[Records contained in a dataset]
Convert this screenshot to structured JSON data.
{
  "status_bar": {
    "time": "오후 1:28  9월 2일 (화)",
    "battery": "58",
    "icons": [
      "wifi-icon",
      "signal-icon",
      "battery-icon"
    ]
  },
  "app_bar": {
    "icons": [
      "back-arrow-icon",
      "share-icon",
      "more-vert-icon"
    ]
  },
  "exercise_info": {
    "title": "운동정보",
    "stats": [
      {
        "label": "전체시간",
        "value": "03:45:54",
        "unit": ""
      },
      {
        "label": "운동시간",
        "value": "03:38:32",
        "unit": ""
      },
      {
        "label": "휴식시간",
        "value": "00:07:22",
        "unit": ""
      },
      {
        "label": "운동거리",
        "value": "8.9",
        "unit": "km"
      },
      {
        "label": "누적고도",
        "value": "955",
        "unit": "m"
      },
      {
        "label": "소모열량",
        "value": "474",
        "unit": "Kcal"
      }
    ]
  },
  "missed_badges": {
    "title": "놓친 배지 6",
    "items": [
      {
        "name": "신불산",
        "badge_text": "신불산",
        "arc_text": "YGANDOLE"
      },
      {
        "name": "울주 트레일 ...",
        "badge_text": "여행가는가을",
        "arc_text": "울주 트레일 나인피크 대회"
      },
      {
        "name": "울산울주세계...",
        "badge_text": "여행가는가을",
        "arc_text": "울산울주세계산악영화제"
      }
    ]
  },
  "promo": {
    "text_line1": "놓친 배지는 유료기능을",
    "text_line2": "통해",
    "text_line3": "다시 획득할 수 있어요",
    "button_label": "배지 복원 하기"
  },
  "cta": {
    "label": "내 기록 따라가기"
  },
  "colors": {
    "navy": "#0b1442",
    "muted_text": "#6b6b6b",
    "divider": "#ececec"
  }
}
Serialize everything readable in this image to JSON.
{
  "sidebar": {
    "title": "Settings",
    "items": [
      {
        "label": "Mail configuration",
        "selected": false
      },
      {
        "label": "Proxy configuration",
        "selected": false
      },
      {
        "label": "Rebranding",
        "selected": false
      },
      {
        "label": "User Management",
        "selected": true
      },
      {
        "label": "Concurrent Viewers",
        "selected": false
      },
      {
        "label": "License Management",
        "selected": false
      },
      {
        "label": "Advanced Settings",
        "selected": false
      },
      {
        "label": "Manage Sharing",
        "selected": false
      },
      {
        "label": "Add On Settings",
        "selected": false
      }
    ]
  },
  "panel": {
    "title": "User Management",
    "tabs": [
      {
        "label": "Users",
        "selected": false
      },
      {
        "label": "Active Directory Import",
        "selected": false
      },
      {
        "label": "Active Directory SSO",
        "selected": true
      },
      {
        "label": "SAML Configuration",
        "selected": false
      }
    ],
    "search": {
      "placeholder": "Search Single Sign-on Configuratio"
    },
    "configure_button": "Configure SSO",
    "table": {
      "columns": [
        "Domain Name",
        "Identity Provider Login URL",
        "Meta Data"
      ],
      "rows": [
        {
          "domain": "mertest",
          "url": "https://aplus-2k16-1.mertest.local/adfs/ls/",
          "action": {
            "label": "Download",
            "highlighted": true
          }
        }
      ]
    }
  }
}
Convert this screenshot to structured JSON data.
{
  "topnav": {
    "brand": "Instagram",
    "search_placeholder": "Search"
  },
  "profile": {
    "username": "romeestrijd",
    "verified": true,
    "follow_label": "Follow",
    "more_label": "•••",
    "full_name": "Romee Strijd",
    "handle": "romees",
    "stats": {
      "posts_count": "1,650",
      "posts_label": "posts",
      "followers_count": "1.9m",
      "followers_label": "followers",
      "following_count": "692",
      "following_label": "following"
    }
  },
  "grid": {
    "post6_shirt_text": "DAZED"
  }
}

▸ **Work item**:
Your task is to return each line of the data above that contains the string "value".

▸ **Solution to this exercise**:
        "value": "03:45:54",
        "value": "03:38:32",
        "value": "00:07:22",
        "value": "8.9",
        "value": "955",
        "value": "474",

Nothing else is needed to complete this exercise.